Your task is to output the data exactly as it stands.
========
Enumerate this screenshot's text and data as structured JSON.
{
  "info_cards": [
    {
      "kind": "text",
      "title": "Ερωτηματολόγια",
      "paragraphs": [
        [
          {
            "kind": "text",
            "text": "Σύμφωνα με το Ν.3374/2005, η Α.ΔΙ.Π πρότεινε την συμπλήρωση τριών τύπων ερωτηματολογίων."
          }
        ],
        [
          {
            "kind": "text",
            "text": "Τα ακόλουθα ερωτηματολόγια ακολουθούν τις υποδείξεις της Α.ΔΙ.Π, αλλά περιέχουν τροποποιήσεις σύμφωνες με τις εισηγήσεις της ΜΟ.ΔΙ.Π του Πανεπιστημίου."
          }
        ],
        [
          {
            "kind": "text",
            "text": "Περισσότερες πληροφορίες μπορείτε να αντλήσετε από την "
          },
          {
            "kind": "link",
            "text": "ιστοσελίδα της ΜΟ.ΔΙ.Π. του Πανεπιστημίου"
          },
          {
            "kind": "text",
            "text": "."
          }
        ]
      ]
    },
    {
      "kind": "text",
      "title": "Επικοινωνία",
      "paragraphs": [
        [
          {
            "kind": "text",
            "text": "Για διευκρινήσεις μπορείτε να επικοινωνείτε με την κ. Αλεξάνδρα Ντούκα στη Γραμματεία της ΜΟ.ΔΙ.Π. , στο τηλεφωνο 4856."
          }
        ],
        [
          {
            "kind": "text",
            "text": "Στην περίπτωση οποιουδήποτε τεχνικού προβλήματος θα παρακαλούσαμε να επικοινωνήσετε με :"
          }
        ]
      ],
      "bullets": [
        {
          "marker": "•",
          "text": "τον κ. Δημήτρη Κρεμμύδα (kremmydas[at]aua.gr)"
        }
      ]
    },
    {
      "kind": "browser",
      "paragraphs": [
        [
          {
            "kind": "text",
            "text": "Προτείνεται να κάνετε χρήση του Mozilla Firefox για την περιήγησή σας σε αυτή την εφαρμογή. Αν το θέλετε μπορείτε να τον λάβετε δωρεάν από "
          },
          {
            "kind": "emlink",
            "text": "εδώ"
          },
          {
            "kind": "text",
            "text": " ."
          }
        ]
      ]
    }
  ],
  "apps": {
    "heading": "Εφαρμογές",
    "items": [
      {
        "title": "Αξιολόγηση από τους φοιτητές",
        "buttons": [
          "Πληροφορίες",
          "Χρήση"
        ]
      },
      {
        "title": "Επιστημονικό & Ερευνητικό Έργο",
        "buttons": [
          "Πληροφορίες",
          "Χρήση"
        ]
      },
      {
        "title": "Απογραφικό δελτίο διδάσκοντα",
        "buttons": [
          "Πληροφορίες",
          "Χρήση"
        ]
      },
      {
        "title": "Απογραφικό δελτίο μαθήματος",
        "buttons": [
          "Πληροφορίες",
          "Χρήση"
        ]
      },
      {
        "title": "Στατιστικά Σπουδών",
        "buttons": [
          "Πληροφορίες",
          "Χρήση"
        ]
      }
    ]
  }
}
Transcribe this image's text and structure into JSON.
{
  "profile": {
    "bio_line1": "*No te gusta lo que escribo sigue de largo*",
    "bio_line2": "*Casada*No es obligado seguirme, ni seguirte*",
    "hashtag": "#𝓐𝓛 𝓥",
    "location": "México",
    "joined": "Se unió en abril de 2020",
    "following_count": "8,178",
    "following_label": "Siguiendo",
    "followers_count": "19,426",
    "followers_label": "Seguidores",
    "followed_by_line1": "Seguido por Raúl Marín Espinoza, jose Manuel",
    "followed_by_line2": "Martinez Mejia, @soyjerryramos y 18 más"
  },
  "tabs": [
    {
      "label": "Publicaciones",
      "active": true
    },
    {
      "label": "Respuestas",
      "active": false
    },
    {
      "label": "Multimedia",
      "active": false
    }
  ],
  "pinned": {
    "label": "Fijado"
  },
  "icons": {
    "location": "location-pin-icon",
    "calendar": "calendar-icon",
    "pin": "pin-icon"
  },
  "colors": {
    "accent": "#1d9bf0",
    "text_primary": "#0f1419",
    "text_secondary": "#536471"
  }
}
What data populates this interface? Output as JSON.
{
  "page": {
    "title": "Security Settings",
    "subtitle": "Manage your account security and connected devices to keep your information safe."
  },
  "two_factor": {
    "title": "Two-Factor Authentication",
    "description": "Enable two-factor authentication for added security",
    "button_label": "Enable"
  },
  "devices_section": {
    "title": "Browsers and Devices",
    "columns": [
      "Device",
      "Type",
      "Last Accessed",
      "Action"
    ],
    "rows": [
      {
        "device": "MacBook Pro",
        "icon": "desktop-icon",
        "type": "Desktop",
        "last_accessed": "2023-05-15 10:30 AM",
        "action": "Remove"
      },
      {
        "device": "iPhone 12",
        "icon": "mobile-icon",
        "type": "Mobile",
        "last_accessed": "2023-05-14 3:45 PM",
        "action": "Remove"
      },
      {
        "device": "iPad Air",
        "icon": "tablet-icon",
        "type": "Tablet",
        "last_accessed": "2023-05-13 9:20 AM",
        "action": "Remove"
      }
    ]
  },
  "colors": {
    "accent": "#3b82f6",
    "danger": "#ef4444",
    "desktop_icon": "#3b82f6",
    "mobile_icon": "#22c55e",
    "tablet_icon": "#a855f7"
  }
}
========
_Your response_:
Enumerate this screenshot's text and data as structured JSON.
{
  "info_cards": [
    {
      "kind": "text",
      "title": "Ερωτηματολόγια",
      "paragraphs": [
        [
          {
            "kind": "text",
            "text": "Σύμφωνα με το Ν.3374/2005, η Α.ΔΙ.Π πρότεινε την συμπλήρωση τριών τύπων ερωτηματολογίων."
          }
        ],
        [
          {
            "kind": "text",
            "text": "Τα ακόλουθα ερωτηματολόγια ακολουθούν τις υποδείξεις της Α.ΔΙ.Π, αλλά περιέχουν τροποποιήσεις σύμφωνες με τις εισηγήσεις της ΜΟ.ΔΙ.Π του Πανεπιστημίου."
          }
        ],
        [
          {
            "kind": "text",
            "text": "Περισσότερες πληροφορίες μπορείτε να αντλήσετε από την "
          },
          {
            "kind": "link",
            "text": "ιστοσελίδα της ΜΟ.ΔΙ.Π. του Πανεπιστημίου"
          },
          {
            "kind": "text",
            "text": "."
          }
        ]
      ]
    },
    {
      "kind": "text",
      "title": "Επικοινωνία",
      "paragraphs": [
        [
          {
            "kind": "text",
            "text": "Για διευκρινήσεις μπορείτε να επικοινωνείτε με την κ. Αλεξάνδρα Ντούκα στη Γραμματεία της ΜΟ.ΔΙ.Π. , στο τηλεφωνο 4856."
          }
        ],
        [
          {
            "kind": "text",
            "text": "Στην περίπτωση οποιουδήποτε τεχνικού προβλήματος θα παρακαλούσαμε να επικοινωνήσετε με :"
          }
        ]
      ],
      "bullets": [
        {
          "marker": "•",
          "text": "τον κ. Δημήτρη Κρεμμύδα (kremmydas[at]aua.gr)"
        }
      ]
    },
    {
      "kind": "browser",
      "paragraphs": [
        [
          {
            "kind": "text",
            "text": "Προτείνεται να κάνετε χρήση του Mozilla Firefox για την περιήγησή σας σε αυτή την εφαρμογή. Αν το θέλετε μπορείτε να τον λάβετε δωρεάν από "
          },
          {
            "kind": "emlink",
            "text": "εδώ"
          },
          {
            "kind": "text",
            "text": " ."
          }
        ]
      ]
    }
  ],
  "apps": {
    "heading": "Εφαρμογές",
    "items": [
      {
        "title": "Αξιολόγηση από τους φοιτητές",
        "buttons": [
          "Πληροφορίες",
          "Χρήση"
        ]
      },
      {
        "title": "Επιστημονικό & Ερευνητικό Έργο",
        "buttons": [
          "Πληροφορίες",
          "Χρήση"
        ]
      },
      {
        "title": "Απογραφικό δελτίο διδάσκοντα",
        "buttons": [
          "Πληροφορίες",
          "Χρήση"
        ]
      },
      {
        "title": "Απογραφικό δελτίο μαθήματος",
        "buttons": [
          "Πληροφορίες",
          "Χρήση"
        ]
      },
      {
        "title": "Στατιστικά Σπουδών",
        "buttons": [
          "Πληροφορίες",
          "Χρήση"
        ]
      }
    ]
  }
}
Transcribe this image's text and structure into JSON.
{
  "profile": {
    "bio_line1": "*No te gusta lo que escribo sigue de largo*",
    "bio_line2": "*Casada*No es obligado seguirme, ni seguirte*",
    "hashtag": "#𝓐𝓛 𝓥",
    "location": "México",
    "joined": "Se unió en abril de 2020",
    "following_count": "8,178",
    "following_label": "Siguiendo",
    "followers_count": "19,426",
    "followers_label": "Seguidores",
    "followed_by_line1": "Seguido por Raúl Marín Espinoza, jose Manuel",
    "followed_by_line2": "Martinez Mejia, @soyjerryramos y 18 más"
  },
  "tabs": [
    {
      "label": "Publicaciones",
      "active": true
    },
    {
      "label": "Respuestas",
      "active": false
    },
    {
      "label": "Multimedia",
      "active": false
    }
  ],
  "pinned": {
    "label": "Fijado"
  },
  "icons": {
    "location": "location-pin-icon",
    "calendar": "calendar-icon",
    "pin": "pin-icon"
  },
  "colors": {
    "accent": "#1d9bf0",
    "text_primary": "#0f1419",
    "text_secondary": "#536471"
  }
}
What data populates this interface? Output as JSON.
{
  "page": {
    "title": "Security Settings",
    "subtitle": "Manage your account security and connected devices to keep your information safe."
  },
  "two_factor": {
    "title": "Two-Factor Authentication",
    "description": "Enable two-factor authentication for added security",
    "button_label": "Enable"
  },
  "devices_section": {
    "title": "Browsers and Devices",
    "columns": [
      "Device",
      "Type",
      "Last Accessed",
      "Action"
    ],
    "rows": [
      {
        "device": "MacBook Pro",
        "icon": "desktop-icon",
        "type": "Desktop",
        "last_accessed": "2023-05-15 10:30 AM",
        "action": "Remove"
      },
      {
        "device": "iPhone 12",
        "icon": "mobile-icon",
        "type": "Mobile",
        "last_accessed": "2023-05-14 3:45 PM",
        "action": "Remove"
      },
      {
        "device": "iPad Air",
        "icon": "tablet-icon",
        "type": "Tablet",
        "last_accessed": "2023-05-13 9:20 AM",
        "action": "Remove"
      }
    ]
  },
  "colors": {
    "accent": "#3b82f6",
    "danger": "#ef4444",
    "desktop_icon": "#3b82f6",
    "mobile_icon": "#22c55e",
    "tablet_icon": "#a855f7"
  }
}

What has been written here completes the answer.